#### Directions
Print all records exactly, leaving nothing out.

Top of Source material

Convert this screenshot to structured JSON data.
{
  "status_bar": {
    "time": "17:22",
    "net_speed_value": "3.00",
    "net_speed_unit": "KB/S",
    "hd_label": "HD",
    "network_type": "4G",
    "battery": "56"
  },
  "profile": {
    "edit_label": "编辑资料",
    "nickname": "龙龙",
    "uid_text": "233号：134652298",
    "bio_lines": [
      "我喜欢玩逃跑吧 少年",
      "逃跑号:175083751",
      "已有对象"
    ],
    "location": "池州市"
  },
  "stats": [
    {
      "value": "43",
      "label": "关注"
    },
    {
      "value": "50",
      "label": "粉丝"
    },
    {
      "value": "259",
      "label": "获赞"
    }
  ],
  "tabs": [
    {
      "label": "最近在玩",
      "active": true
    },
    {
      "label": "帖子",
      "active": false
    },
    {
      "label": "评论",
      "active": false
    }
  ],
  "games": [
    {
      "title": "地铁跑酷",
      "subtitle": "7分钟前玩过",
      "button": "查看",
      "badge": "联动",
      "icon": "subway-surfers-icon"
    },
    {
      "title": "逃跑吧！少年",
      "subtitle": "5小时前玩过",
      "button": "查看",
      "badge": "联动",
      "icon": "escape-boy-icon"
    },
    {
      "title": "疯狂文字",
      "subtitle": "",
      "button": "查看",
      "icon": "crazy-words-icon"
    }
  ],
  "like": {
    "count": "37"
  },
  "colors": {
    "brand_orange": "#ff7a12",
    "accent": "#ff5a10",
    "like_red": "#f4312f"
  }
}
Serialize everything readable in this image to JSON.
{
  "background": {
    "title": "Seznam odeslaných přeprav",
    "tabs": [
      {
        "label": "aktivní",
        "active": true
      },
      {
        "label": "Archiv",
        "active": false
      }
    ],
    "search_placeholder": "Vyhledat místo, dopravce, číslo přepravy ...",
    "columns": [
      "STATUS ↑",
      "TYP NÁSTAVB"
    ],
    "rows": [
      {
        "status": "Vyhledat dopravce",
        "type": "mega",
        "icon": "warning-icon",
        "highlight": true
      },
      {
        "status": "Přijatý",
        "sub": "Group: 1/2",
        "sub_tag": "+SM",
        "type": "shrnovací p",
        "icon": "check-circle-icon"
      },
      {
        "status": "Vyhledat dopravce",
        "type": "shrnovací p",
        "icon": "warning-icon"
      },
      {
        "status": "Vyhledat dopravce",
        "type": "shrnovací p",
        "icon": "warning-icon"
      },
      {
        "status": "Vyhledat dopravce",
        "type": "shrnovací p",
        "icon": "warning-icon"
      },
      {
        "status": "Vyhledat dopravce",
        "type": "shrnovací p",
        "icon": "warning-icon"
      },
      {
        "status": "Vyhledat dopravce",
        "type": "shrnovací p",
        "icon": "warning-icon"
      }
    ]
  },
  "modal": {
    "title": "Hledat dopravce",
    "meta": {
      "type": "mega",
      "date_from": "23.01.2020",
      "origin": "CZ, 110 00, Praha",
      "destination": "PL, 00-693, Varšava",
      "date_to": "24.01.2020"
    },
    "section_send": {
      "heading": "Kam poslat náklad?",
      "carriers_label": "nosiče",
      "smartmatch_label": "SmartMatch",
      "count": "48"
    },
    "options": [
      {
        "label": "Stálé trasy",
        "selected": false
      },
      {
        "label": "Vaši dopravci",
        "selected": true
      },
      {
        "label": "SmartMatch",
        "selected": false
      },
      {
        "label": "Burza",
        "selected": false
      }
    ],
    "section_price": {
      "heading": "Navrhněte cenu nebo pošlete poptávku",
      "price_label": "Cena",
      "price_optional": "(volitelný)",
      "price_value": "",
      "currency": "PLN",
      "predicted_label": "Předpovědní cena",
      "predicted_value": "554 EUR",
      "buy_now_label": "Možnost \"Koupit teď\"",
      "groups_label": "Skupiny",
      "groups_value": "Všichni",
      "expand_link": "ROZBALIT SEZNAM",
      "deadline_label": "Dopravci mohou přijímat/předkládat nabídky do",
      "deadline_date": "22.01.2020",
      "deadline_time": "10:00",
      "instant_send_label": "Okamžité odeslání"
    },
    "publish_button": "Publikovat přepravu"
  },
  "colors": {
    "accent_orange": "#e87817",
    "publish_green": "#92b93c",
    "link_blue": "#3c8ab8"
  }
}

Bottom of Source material

#### Written reply
Convert this screenshot to structured JSON data.
{
  "status_bar": {
    "time": "17:22",
    "net_speed_value": "3.00",
    "net_speed_unit": "KB/S",
    "hd_label": "HD",
    "network_type": "4G",
    "battery": "56"
  },
  "profile": {
    "edit_label": "编辑资料",
    "nickname": "龙龙",
    "uid_text": "233号：134652298",
    "bio_lines": [
      "我喜欢玩逃跑吧 少年",
      "逃跑号:175083751",
      "已有对象"
    ],
    "location": "池州市"
  },
  "stats": [
    {
      "value": "43",
      "label": "关注"
    },
    {
      "value": "50",
      "label": "粉丝"
    },
    {
      "value": "259",
      "label": "获赞"
    }
  ],
  "tabs": [
    {
      "label": "最近在玩",
      "active": true
    },
    {
      "label": "帖子",
      "active": false
    },
    {
      "label": "评论",
      "active": false
    }
  ],
  "games": [
    {
      "title": "地铁跑酷",
      "subtitle": "7分钟前玩过",
      "button": "查看",
      "badge": "联动",
      "icon": "subway-surfers-icon"
    },
    {
      "title": "逃跑吧！少年",
      "subtitle": "5小时前玩过",
      "button": "查看",
      "badge": "联动",
      "icon": "escape-boy-icon"
    },
    {
      "title": "疯狂文字",
      "subtitle": "",
      "button": "查看",
      "icon": "crazy-words-icon"
    }
  ],
  "like": {
    "count": "37"
  },
  "colors": {
    "brand_orange": "#ff7a12",
    "accent": "#ff5a10",
    "like_red": "#f4312f"
  }
}
Serialize everything readable in this image to JSON.
{
  "background": {
    "title": "Seznam odeslaných přeprav",
    "tabs": [
      {
        "label": "aktivní",
        "active": true
      },
      {
        "label": "Archiv",
        "active": false
      }
    ],
    "search_placeholder": "Vyhledat místo, dopravce, číslo přepravy ...",
    "columns": [
      "STATUS ↑",
      "TYP NÁSTAVB"
    ],
    "rows": [
      {
        "status": "Vyhledat dopravce",
        "type": "mega",
        "icon": "warning-icon",
        "highlight": true
      },
      {
        "status": "Přijatý",
        "sub": "Group: 1/2",
        "sub_tag": "+SM",
        "type": "shrnovací p",
        "icon": "check-circle-icon"
      },
      {
        "status": "Vyhledat dopravce",
        "type": "shrnovací p",
        "icon": "warning-icon"
      },
      {
        "status": "Vyhledat dopravce",
        "type": "shrnovací p",
        "icon": "warning-icon"
      },
      {
        "status": "Vyhledat dopravce",
        "type": "shrnovací p",
        "icon": "warning-icon"
      },
      {
        "status": "Vyhledat dopravce",
        "type": "shrnovací p",
        "icon": "warning-icon"
      },
      {
        "status": "Vyhledat dopravce",
        "type": "shrnovací p",
        "icon": "warning-icon"
      }
    ]
  },
  "modal": {
    "title": "Hledat dopravce",
    "meta": {
      "type": "mega",
      "date_from": "23.01.2020",
      "origin": "CZ, 110 00, Praha",
      "destination": "PL, 00-693, Varšava",
      "date_to": "24.01.2020"
    },
    "section_send": {
      "heading": "Kam poslat náklad?",
      "carriers_label": "nosiče",
      "smartmatch_label": "SmartMatch",
      "count": "48"
    },
    "options": [
      {
        "label": "Stálé trasy",
        "selected": false
      },
      {
        "label": "Vaši dopravci",
        "selected": true
      },
      {
        "label": "SmartMatch",
        "selected": false
      },
      {
        "label": "Burza",
        "selected": false
      }
    ],
    "section_price": {
      "heading": "Navrhněte cenu nebo pošlete poptávku",
      "price_label": "Cena",
      "price_optional": "(volitelný)",
      "price_value": "",
      "currency": "PLN",
      "predicted_label": "Předpovědní cena",
      "predicted_value": "554 EUR",
      "buy_now_label": "Možnost \"Koupit teď\"",
      "groups_label": "Skupiny",
      "groups_value": "Všichni",
      "expand_link": "ROZBALIT SEZNAM",
      "deadline_label": "Dopravci mohou přijímat/předkládat nabídky do",
      "deadline_date": "22.01.2020",
      "deadline_time": "10:00",
      "instant_send_label": "Okamžité odeslání"
    },
    "publish_button": "Publikovat přepravu"
  },
  "colors": {
    "accent_orange": "#e87817",
    "publish_green": "#92b93c",
    "link_blue": "#3c8ab8"
  }
}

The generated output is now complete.